Mysterious Interstellar Asteroid or Alien Technology

Could there be alien technology shooting through our solar system as we speak?


There is a mysterious needle shaped asteroid shooting through our solar system and scientists are working together to determine if this asteroid contains signs of Alien technology! The asteroid has been named Oumuamua, which translates to "a messenger from afar arriving first" in Hawaiian.


Oumuamua  is 400 meters long and very elongated—perhaps 10 times as long as it is wide! The group of researchers studying this asteroid believe that this shape would be most optimal for an interstellar craft because it would minimize friction and damage from interstellar gas and dust. The object is moving so fast that it’s expected to escape the gravitational pull of the sun and continue on toward other star systems.


The research team known as “Breakthrough Listen” will be manning this investigation.  Breakthrough Listen includes some of the brightest minds in the world such as Stephen Hawking, Mark Zuckerberg and Yuir Milner.
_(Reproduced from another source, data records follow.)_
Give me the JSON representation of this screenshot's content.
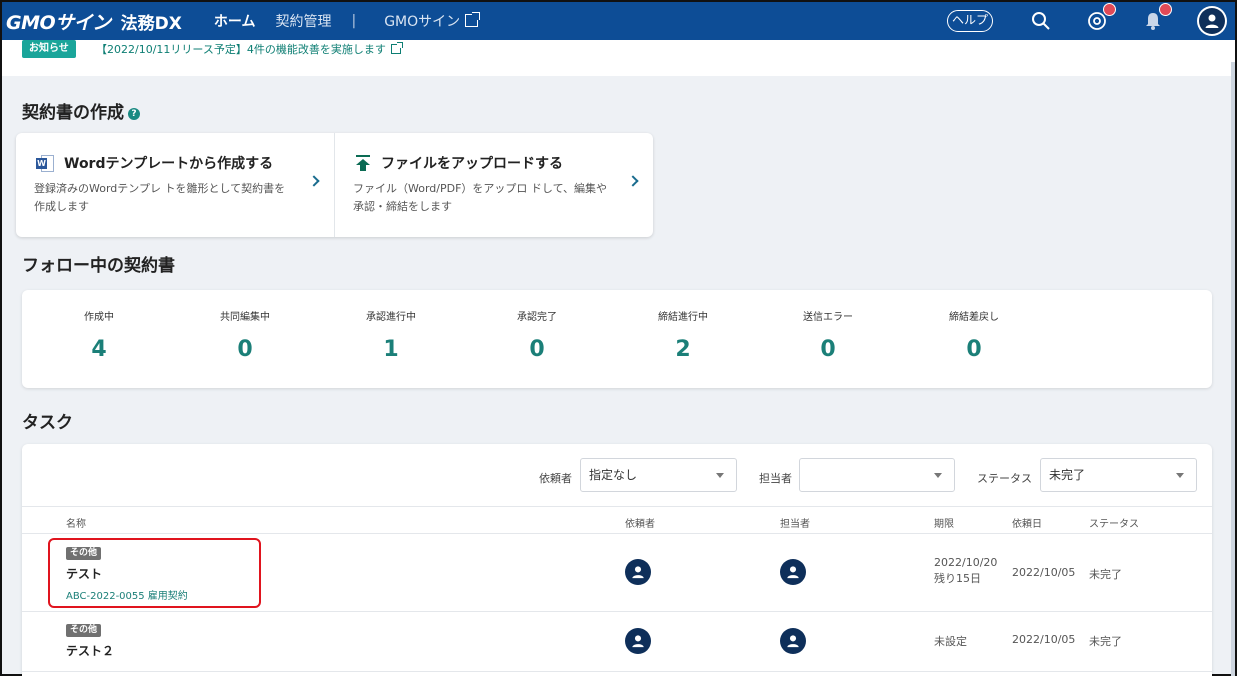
{
  "header": {
    "logo": "GMOサイン",
    "logo_sub": "法務DX",
    "nav": {
      "home": "ホーム",
      "contracts": "契約管理",
      "separator": "|",
      "gmo_sign": "GMOサイン"
    },
    "help_label": "ヘルプ"
  },
  "notice": {
    "tag": "お知らせ",
    "text": "【2022/10/11リリース予定】4件の機能改善を実施します"
  },
  "create_section": {
    "title": "契約書の作成",
    "word": {
      "title": "Wordテンプレートから作成する",
      "desc": "登録済みのWordテンプレ トを雛形として契約書を作成します"
    },
    "upload": {
      "title": "ファイルをアップロードする",
      "desc": "ファイル（Word/PDF）をアップロ ドして、編集や承認・締結をします"
    }
  },
  "follow_section": {
    "title": "フォロー中の契約書",
    "stats": [
      {
        "label": "作成中",
        "value": "4"
      },
      {
        "label": "共同編集中",
        "value": "0"
      },
      {
        "label": "承認進行中",
        "value": "1"
      },
      {
        "label": "承認完了",
        "value": "0"
      },
      {
        "label": "締結進行中",
        "value": "2"
      },
      {
        "label": "送信エラー",
        "value": "0"
      },
      {
        "label": "締結差戻し",
        "value": "0"
      }
    ]
  },
  "tasks_section": {
    "title": "タスク",
    "filters": {
      "requester_label": "依頼者",
      "requester_value": "指定なし",
      "assignee_label": "担当者",
      "assignee_value": "",
      "status_label": "ステータス",
      "status_value": "未完了"
    },
    "columns": {
      "name": "名称",
      "requester": "依頼者",
      "assignee": "担当者",
      "due": "期限",
      "requested_date": "依頼日",
      "status": "ステータス"
    },
    "rows": [
      {
        "tag": "その他",
        "name": "テスト",
        "id": "ABC-2022-0055 雇用契約",
        "due": "2022/10/20",
        "due_remaining": "残り15日",
        "requested_date": "2022/10/05",
        "status": "未完了"
      },
      {
        "tag": "その他",
        "name": "テスト２",
        "due": "未設定",
        "requested_date": "2022/10/05",
        "status": "未完了"
      }
    ]
  },
  "colors": {
    "header_bg": "#0d4d96",
    "accent_teal": "#1b7f78",
    "notification_badge": "#e04a57",
    "highlight_border": "#e0141e"
  }
}
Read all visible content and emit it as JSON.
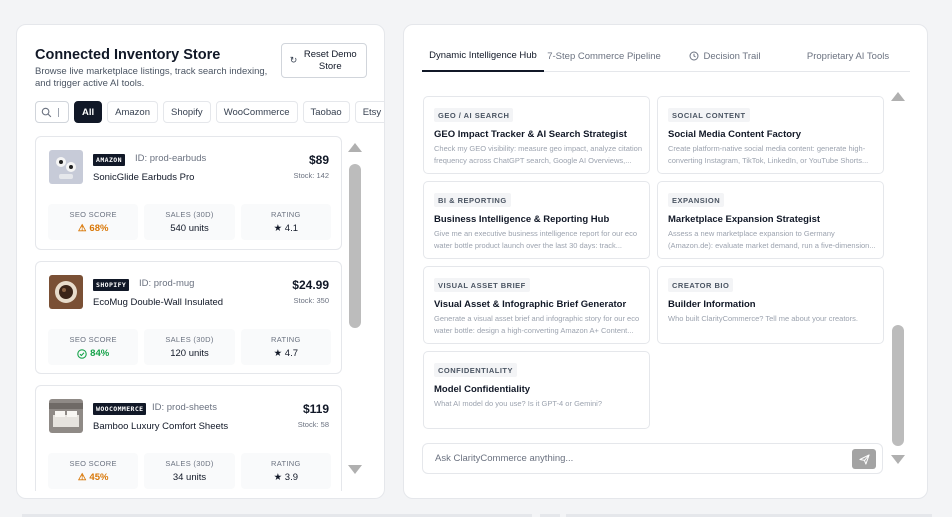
{
  "inventory": {
    "title": "Connected Inventory Store",
    "subtitle": "Browse live marketplace listings, track search indexing, and trigger active AI tools.",
    "reset_button": "Reset Demo Store",
    "reset_icon": "refresh-icon",
    "filters": [
      "All",
      "Amazon",
      "Shopify",
      "WooCommerce",
      "Taobao",
      "Etsy"
    ],
    "active_filter": "All",
    "metric_labels": {
      "seo": "SEO SCORE",
      "sales": "SALES (30D)",
      "rating": "RATING"
    },
    "products": [
      {
        "badge": "AMAZON",
        "id": "ID: prod-earbuds",
        "name": "SonicGlide Earbuds Pro",
        "price": "$89",
        "stock": "Stock: 142",
        "seo": "68%",
        "seo_status": "warning",
        "sales": "540 units",
        "rating": "★ 4.1"
      },
      {
        "badge": "SHOPIFY",
        "id": "ID: prod-mug",
        "name": "EcoMug Double-Wall Insulated",
        "price": "$24.99",
        "stock": "Stock: 350",
        "seo": "84%",
        "seo_status": "good",
        "sales": "120 units",
        "rating": "★ 4.7"
      },
      {
        "badge": "WOOCOMMERCE",
        "id": "ID: prod-sheets",
        "name": "Bamboo Luxury Comfort Sheets",
        "price": "$119",
        "stock": "Stock: 58",
        "seo": "45%",
        "seo_status": "warning",
        "sales": "34 units",
        "rating": "★ 3.9"
      }
    ]
  },
  "hub": {
    "tabs": [
      {
        "label": "Dynamic Intelligence Hub",
        "active": true
      },
      {
        "label": "7-Step Commerce Pipeline",
        "active": false
      },
      {
        "label": "Decision Trail",
        "active": false,
        "icon": "history-icon"
      },
      {
        "label": "Proprietary AI Tools",
        "active": false
      }
    ],
    "tools": [
      {
        "tag": "GEO / AI SEARCH",
        "title": "GEO Impact Tracker & AI Search Strategist",
        "desc": "Check my GEO visibility: measure geo impact, analyze citation frequency across ChatGPT search, Google AI Overviews,..."
      },
      {
        "tag": "SOCIAL CONTENT",
        "title": "Social Media Content Factory",
        "desc": "Create platform-native social media content: generate high-converting Instagram, TikTok, LinkedIn, or YouTube Shorts..."
      },
      {
        "tag": "BI & REPORTING",
        "title": "Business Intelligence & Reporting Hub",
        "desc": "Give me an executive business intelligence report for our eco water bottle product launch over the last 30 days: track..."
      },
      {
        "tag": "EXPANSION",
        "title": "Marketplace Expansion Strategist",
        "desc": "Assess a new marketplace expansion to Germany (Amazon.de): evaluate market demand, run a five-dimension..."
      },
      {
        "tag": "VISUAL ASSET BRIEF",
        "title": "Visual Asset & Infographic Brief Generator",
        "desc": "Generate a visual asset brief and infographic story for our eco water bottle: design a high-converting Amazon A+ Content..."
      },
      {
        "tag": "CREATOR BIO",
        "title": "Builder Information",
        "desc": "Who built ClarityCommerce? Tell me about your creators."
      },
      {
        "tag": "CONFIDENTIALITY",
        "title": "Model Confidentiality",
        "desc": "What AI model do you use? Is it GPT-4 or Gemini?"
      }
    ],
    "ask_placeholder": "Ask ClarityCommerce anything...",
    "send_icon": "send-icon"
  },
  "colors": {
    "accent": "#111827",
    "warning": "#d97706",
    "good": "#16a34a",
    "scrollbar": "#bcbcbc"
  }
}
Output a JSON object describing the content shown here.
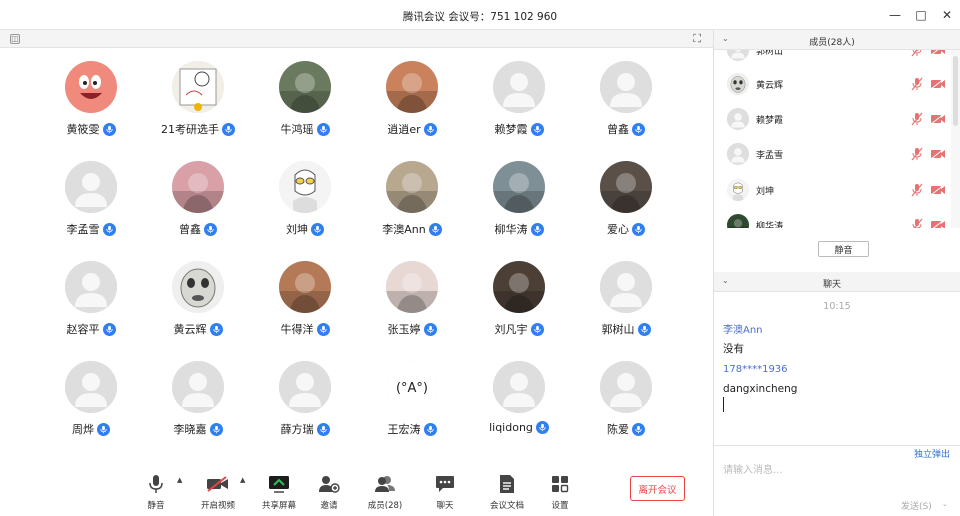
{
  "window": {
    "title": "腾讯会议 会议号：751 102 960",
    "minimize": "—",
    "maximize": "□",
    "close": "✕"
  },
  "view": {
    "fullscreen_glyph": "⛶",
    "toggle_glyph": "◫"
  },
  "participants": [
    {
      "name": "黄筱雯",
      "avatar": "patrick-star-avatar",
      "color": "#f08a7c"
    },
    {
      "name": "21考研选手",
      "avatar": "cartoon-sketch-avatar",
      "color": "#f2eee8"
    },
    {
      "name": "牛鸿瑶",
      "avatar": "landscape-photo-avatar",
      "color": "#6a7a5e"
    },
    {
      "name": "逍逍er",
      "avatar": "baby-photo-avatar",
      "color": "#c9825c"
    },
    {
      "name": "赖梦霞",
      "avatar": "default-avatar",
      "color": "#e0e0e0"
    },
    {
      "name": "曾鑫",
      "avatar": "default-avatar",
      "color": "#e0e0e0"
    },
    {
      "name": "李孟雪",
      "avatar": "default-avatar",
      "color": "#e0e0e0"
    },
    {
      "name": "曾鑫",
      "avatar": "pink-photo-avatar",
      "color": "#d9a0a8"
    },
    {
      "name": "刘坤",
      "avatar": "ultraman-avatar",
      "color": "#f4f4f4"
    },
    {
      "name": "李澳Ann",
      "avatar": "girl-photo-avatar",
      "color": "#b8a890"
    },
    {
      "name": "柳华涛",
      "avatar": "waterfall-photo-avatar",
      "color": "#7f8f96"
    },
    {
      "name": "爱心",
      "avatar": "dog-photo-avatar",
      "color": "#5a5048"
    },
    {
      "name": "赵容平",
      "avatar": "default-avatar",
      "color": "#e0e0e0"
    },
    {
      "name": "黄云辉",
      "avatar": "meme-face-avatar",
      "color": "#efefef"
    },
    {
      "name": "牛得洋",
      "avatar": "kid-photo-avatar",
      "color": "#b47a58"
    },
    {
      "name": "张玉婷",
      "avatar": "portrait-photo-avatar",
      "color": "#e8d8d4"
    },
    {
      "name": "刘凡宇",
      "avatar": "dark-photo-avatar",
      "color": "#4b3f36"
    },
    {
      "name": "郭树山",
      "avatar": "default-avatar",
      "color": "#e0e0e0"
    },
    {
      "name": "周烨",
      "avatar": "default-avatar",
      "color": "#e0e0e0"
    },
    {
      "name": "李晓嘉",
      "avatar": "default-avatar",
      "color": "#e0e0e0"
    },
    {
      "name": "薛方瑞",
      "avatar": "default-avatar",
      "color": "#e0e0e0"
    },
    {
      "name": "王宏涛",
      "avatar": "kaomoji-avatar",
      "color": "#ffffff"
    },
    {
      "name": "liqidong",
      "avatar": "default-avatar",
      "color": "#e0e0e0"
    },
    {
      "name": "陈爱",
      "avatar": "default-avatar",
      "color": "#e0e0e0"
    }
  ],
  "toolbar": {
    "mute": "静音",
    "video": "开启视频",
    "share": "共享屏幕",
    "invite": "邀请",
    "members": "成员(28)",
    "chat": "聊天",
    "docs": "会议文档",
    "settings": "设置",
    "leave": "离开会议"
  },
  "members_panel": {
    "title": "成员(28人)",
    "rows": [
      {
        "name": "郭树山",
        "avatar": "default-avatar"
      },
      {
        "name": "黄云辉",
        "avatar": "meme-face-avatar"
      },
      {
        "name": "赖梦霞",
        "avatar": "default-avatar"
      },
      {
        "name": "李孟雪",
        "avatar": "default-avatar"
      },
      {
        "name": "刘坤",
        "avatar": "ultraman-avatar"
      },
      {
        "name": "柳华涛",
        "avatar": "waterfall-photo-avatar"
      }
    ],
    "mute_all": "静音"
  },
  "chat_panel": {
    "title": "聊天",
    "time": "10:15",
    "messages": [
      {
        "sender": "李澳Ann",
        "text": "没有"
      },
      {
        "sender": "178****1936",
        "text": "dangxincheng"
      }
    ],
    "popout": "独立弹出",
    "placeholder": "请输入消息...",
    "send": "发送(S)"
  }
}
Personally, I am waiting for some brilliant women to join this team.


“The group is scheduled to monitor ‘Oumuamua for a 10 hour period today (December 13, 2017) starting at 3 p.m., using the Green Bank radio telescope in Virginia. Breakthrough Listen says its team will listen to the object across four radio bandwiths in hopes of detecting signals that might indicate the presence of alien artifacts.


Breakthrough Listen says they more likely to detect ice and gases than the presence of an alien laser gun, but it’s still worth taking a look (Elliott, 2017).


I wonder what they will discover!


Questions to consider:

  • What does “Interstellar” mean?
  • What other objects are designed like needles (long and narrow) to reduce friction?
  • What female scientist do you think should join the Breakthrough Listen team?
  • What is a radio bandwith?




Elliott, J. K. (2017, December 12). Telescope to scan mysterious cigar-shaped asteroid for signs of alien technology. Retrieved December 13, 2017, from